Hot Steelie Action on the Salmon River

By Spider Rybaak

Typical October-run steelie.

Anglers have been catching steelhead in the Salmon River for most of October. Like the stream’s flow, however, they only ran in trickles.

Until last week’s rains changed everything. As water levels rose, massive quantities of steelhead poured upstream. They were still coming Sunday night, and the whole river is loaded with ‘em.

And they’re huge. Fish weighing in excess of six pounds are more common than smaller ones.

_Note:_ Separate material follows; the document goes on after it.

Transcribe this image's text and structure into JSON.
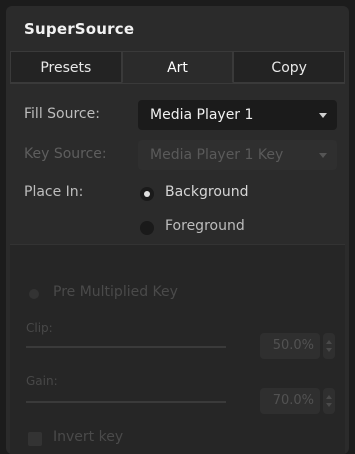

And fight…? I watched three fish get hooked at once in the rapids at the head of a popular hole in downtown Pulaski. After spending the first few seconds stubbornly struggling against the flow, they all jetted back into the pool. Guys standing along their path had to hop, bend–including backwards–duck, dodge and jump in a surrealistic dance to get out of the way. Back in the hole, the fish started leaping, porpoising, tail-walking, making the water look like it was boiling over with molten silver.

These fish are fresh, boasting olive backs fading into speckled, chrome-plated sides that’ll temporarily blind you if the sun reflects off them and strikes you in the face.

And careless…they act like they’re still in the safe, open waters of the lake. I watched several slide effortlessly upstream along the edge of the river, in water that barely covered their backs. I don’t know if their gutsy strategy was evolution or just plain luck, but– to my amusement and surprise–they snuck past the gauntlet of anglers focused on the middle of the stream.

As the week progresses, things should only get better. You see, Hurricane Sandy’s heavy rains will raise water levels further. As Oswego County’s rivers rise, they’ll penetrate deeper into Lake Ontario, drawing even more fish upstream—and that includes skinny creeks like Grindstone and Little Sandy, maybe even Deer Creek, and brooks like Orwell and Trout.

One man’s perfect storm is another’s opportunity for a wall-hanger. So don’t be a victim, go fishing instead. The time is ripe for the fish you’ve been dreaming about to come into your life.

The steelies just kept on comin’.
This steelie hit a tiny glo-bug the size of a trout egg